"I guess if introspection is your thing, then the desert is the place for you." -Anthony Bourdain

2 comments:

dads-skrink said...

I have to leave a comment because I love to read a blog that speaks to me. All the mixed up feelings I read in your blog are similar to how I feel. I am a member of the United Church of Christ, and not Catholic, but more & more I see the practicing and the rituals as a way to be faithful. I didn't go to Church last night to receive the ashes, but maybe I should have.

T. said...

Dear dads-skrink, thank you so much for coming by. It's so nice to know there are other folks out there who are also trying hard to learn and be true.

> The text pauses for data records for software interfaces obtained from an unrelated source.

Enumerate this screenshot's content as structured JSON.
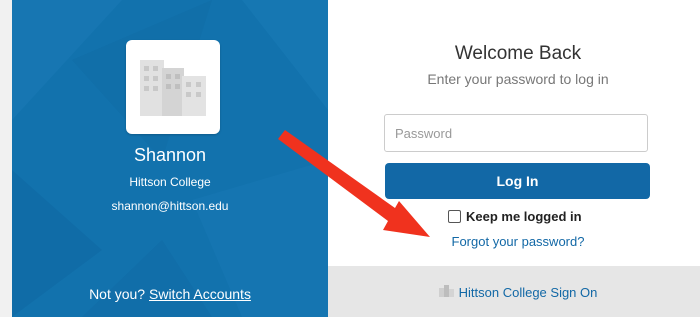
{
  "user": {
    "name": "Shannon",
    "organization": "Hittson College",
    "email": "shannon@hittson.edu"
  },
  "switch": {
    "prompt": "Not you?",
    "link_label": "Switch Accounts"
  },
  "login": {
    "title": "Welcome Back",
    "subtitle": "Enter your password to log in",
    "password_placeholder": "Password",
    "button_label": "Log In",
    "keep_logged_in_label": "Keep me logged in",
    "keep_logged_in_checked": false,
    "forgot_label": "Forgot your password?"
  },
  "sso": {
    "label": "Hittson College Sign On",
    "icon": "building-icon"
  },
  "annotation": {
    "icon": "red-arrow",
    "color": "#f0321e"
  },
  "colors": {
    "left_panel": "#1272ad",
    "accent": "#1268a6",
    "footer": "#e6e6e6"
  }
}
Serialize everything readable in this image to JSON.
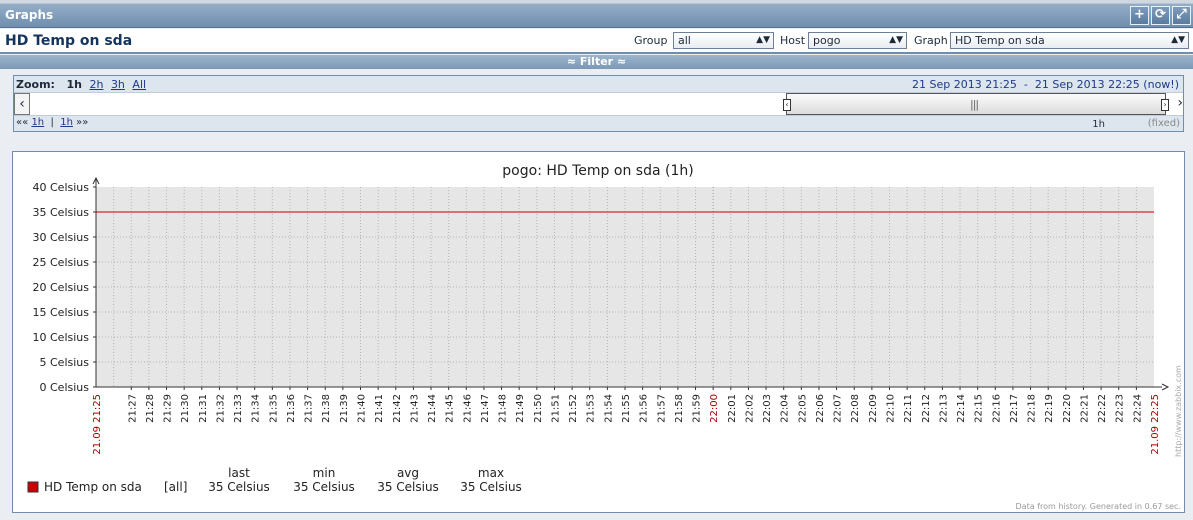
{
  "header": {
    "title": "Graphs",
    "buttons": [
      {
        "name": "add-to-favourites-icon",
        "glyph": "+"
      },
      {
        "name": "refresh-icon",
        "glyph": "⟳"
      },
      {
        "name": "fullscreen-icon",
        "glyph": "⤢"
      }
    ]
  },
  "page_title": "HD Temp on sda",
  "filters": {
    "group_label": "Group",
    "group_value": "all",
    "host_label": "Host",
    "host_value": "pogo",
    "graph_label": "Graph",
    "graph_value": "HD Temp on sda"
  },
  "filter_bar": {
    "label": "Filter",
    "arrow": "≈"
  },
  "zoom": {
    "label": "Zoom:",
    "options": [
      "1h",
      "2h",
      "3h",
      "All"
    ],
    "selected": "1h",
    "range_start": "21 Sep 2013 21:25",
    "range_sep": "-",
    "range_end": "21 Sep 2013 22:25 (now!)",
    "nav_back": "««",
    "nav_back_step": "1h",
    "nav_sep": "|",
    "nav_fwd_step": "1h",
    "nav_fwd": "»»",
    "period": "1h",
    "fixed": "(fixed)"
  },
  "chart_data": {
    "type": "line",
    "title": "pogo: HD Temp on sda (1h)",
    "ylim": [
      0,
      40
    ],
    "y_ticks": [
      "0 Celsius",
      "5 Celsius",
      "10 Celsius",
      "15 Celsius",
      "20 Celsius",
      "25 Celsius",
      "30 Celsius",
      "35 Celsius",
      "40 Celsius"
    ],
    "y_tick_values": [
      0,
      5,
      10,
      15,
      20,
      25,
      30,
      35,
      40
    ],
    "x_start_label": "21.09 21:25",
    "x_end_label": "21.09 22:25",
    "x_minute_labels": [
      "21:27",
      "21:28",
      "21:29",
      "21:30",
      "21:31",
      "21:32",
      "21:33",
      "21:34",
      "21:35",
      "21:36",
      "21:37",
      "21:38",
      "21:39",
      "21:40",
      "21:41",
      "21:42",
      "21:43",
      "21:44",
      "21:45",
      "21:46",
      "21:47",
      "21:48",
      "21:49",
      "21:50",
      "21:51",
      "21:52",
      "21:53",
      "21:54",
      "21:55",
      "21:56",
      "21:57",
      "21:58",
      "21:59",
      "22:00",
      "22:01",
      "22:02",
      "22:03",
      "22:04",
      "22:05",
      "22:06",
      "22:07",
      "22:08",
      "22:09",
      "22:10",
      "22:11",
      "22:12",
      "22:13",
      "22:14",
      "22:15",
      "22:16",
      "22:17",
      "22:18",
      "22:19",
      "22:20",
      "22:21",
      "22:22",
      "22:23",
      "22:24"
    ],
    "series": [
      {
        "name": "HD Temp on sda",
        "color": "#cc0000",
        "values": [
          35,
          35
        ]
      }
    ],
    "grid": true,
    "legend": {
      "function": "[all]",
      "columns": [
        "last",
        "min",
        "avg",
        "max"
      ],
      "values": [
        "35 Celsius",
        "35 Celsius",
        "35 Celsius",
        "35 Celsius"
      ]
    },
    "watermark": "http://www.zabbix.com",
    "footer": "Data from history. Generated in 0.67 sec."
  }
}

I read a great essay entitled "The Clarinet" by Peter Bebergal, in a book he co-authored called The Faith Between Us, that articulates beautifully the rich contribution rituals and observances can bring to a life of faith or even to a SEARCH for a life of faith. He also draws parallels between learning clarinet and learning faith, which as an embryonic oboist I admired greatly.

Thanks again for walking part of the way with me here!